EXERCISE:
From the listing below, pull each line that includes "Golf".

DATASET CONTENT:
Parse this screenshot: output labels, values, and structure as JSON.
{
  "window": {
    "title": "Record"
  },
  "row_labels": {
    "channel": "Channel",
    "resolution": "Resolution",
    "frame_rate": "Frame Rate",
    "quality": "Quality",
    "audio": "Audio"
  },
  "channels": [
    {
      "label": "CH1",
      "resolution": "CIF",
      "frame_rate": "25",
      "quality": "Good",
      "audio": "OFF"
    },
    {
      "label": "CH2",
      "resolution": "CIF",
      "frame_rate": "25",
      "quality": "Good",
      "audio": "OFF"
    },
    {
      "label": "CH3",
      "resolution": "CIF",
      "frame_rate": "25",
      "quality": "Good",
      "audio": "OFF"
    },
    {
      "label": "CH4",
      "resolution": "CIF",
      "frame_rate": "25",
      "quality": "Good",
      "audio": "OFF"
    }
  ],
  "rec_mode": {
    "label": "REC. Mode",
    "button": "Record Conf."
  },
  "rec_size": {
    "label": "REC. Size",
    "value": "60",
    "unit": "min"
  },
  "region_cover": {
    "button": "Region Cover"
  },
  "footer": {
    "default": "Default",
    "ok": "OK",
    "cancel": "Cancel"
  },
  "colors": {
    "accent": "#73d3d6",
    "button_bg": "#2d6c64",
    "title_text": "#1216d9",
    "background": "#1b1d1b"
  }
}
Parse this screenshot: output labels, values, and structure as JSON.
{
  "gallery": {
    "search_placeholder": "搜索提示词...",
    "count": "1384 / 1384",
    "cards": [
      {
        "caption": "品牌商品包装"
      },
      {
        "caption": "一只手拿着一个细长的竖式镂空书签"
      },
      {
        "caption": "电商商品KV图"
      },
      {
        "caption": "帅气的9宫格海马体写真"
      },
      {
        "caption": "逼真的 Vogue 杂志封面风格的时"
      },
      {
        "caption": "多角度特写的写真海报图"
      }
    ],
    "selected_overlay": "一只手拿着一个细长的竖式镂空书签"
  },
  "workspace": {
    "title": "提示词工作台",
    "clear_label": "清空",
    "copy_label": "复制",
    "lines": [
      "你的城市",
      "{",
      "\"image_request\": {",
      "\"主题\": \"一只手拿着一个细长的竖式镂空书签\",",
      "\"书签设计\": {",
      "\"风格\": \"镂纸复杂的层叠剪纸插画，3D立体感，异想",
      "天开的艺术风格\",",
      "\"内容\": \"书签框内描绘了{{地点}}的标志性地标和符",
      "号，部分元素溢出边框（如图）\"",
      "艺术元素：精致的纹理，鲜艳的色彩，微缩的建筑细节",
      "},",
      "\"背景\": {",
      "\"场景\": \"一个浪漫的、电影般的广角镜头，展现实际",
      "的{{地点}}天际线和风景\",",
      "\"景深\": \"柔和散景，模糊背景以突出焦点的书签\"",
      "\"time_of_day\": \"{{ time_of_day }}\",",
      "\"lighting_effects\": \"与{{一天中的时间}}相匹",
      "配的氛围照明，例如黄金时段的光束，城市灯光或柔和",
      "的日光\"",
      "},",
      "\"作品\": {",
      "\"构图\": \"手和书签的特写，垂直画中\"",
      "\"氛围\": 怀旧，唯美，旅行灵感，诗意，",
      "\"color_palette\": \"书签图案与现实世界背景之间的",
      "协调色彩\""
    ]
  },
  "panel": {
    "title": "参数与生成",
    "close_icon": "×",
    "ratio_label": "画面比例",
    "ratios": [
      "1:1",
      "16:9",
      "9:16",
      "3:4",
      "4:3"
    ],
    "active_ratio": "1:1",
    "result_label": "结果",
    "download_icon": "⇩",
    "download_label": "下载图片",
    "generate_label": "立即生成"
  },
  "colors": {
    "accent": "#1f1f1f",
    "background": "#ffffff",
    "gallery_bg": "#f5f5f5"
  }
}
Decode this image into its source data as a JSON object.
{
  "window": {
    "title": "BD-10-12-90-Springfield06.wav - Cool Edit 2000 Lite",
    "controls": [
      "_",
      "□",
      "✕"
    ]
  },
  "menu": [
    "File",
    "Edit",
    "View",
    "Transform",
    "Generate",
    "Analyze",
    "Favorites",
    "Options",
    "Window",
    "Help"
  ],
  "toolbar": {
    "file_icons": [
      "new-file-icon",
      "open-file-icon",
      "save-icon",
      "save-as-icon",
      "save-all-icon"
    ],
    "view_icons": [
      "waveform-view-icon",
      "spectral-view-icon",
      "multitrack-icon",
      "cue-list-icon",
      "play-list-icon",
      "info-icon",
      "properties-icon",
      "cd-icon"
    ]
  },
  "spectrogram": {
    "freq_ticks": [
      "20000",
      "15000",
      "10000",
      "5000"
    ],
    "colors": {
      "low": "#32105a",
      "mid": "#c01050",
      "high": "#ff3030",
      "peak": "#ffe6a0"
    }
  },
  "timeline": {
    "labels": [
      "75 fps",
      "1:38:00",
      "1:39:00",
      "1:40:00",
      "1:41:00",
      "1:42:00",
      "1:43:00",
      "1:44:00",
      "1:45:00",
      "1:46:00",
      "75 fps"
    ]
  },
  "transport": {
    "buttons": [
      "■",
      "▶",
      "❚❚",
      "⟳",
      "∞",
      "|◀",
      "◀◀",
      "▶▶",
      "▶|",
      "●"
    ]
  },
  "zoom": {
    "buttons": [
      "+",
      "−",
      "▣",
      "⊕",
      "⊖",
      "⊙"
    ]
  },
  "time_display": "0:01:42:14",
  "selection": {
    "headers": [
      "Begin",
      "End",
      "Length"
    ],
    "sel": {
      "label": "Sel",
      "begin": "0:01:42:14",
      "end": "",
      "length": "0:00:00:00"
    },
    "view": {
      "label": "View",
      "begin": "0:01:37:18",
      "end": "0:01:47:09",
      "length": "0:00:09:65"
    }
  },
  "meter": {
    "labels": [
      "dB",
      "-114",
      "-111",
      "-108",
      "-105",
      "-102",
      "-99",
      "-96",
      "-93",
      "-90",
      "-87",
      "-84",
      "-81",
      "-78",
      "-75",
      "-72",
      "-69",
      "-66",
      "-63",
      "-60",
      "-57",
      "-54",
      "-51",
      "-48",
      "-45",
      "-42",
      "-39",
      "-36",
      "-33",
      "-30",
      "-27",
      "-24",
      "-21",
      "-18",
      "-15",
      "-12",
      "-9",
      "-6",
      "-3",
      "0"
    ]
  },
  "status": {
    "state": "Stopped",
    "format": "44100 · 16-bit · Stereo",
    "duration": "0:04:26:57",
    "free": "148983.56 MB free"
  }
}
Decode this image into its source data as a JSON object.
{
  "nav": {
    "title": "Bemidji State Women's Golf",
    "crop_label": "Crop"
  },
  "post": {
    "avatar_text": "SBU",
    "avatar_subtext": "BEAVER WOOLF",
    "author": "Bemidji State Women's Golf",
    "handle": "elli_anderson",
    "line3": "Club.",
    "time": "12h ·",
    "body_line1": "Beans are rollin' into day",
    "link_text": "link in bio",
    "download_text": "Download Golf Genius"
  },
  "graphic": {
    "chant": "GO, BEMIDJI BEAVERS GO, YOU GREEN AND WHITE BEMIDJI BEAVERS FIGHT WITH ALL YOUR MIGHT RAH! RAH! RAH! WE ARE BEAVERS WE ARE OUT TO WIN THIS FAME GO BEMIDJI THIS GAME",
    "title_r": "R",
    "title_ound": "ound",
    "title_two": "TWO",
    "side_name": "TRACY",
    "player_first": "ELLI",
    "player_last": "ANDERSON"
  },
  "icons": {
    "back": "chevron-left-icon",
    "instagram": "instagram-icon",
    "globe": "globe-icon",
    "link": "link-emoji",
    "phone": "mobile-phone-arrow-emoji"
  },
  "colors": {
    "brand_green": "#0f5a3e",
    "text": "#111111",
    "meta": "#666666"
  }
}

RESULT OF THE TASK:
    "title": "Bemidji State Women's Golf",
    "author": "Bemidji State Women's Golf",
    "download_text": "Download Golf Genius"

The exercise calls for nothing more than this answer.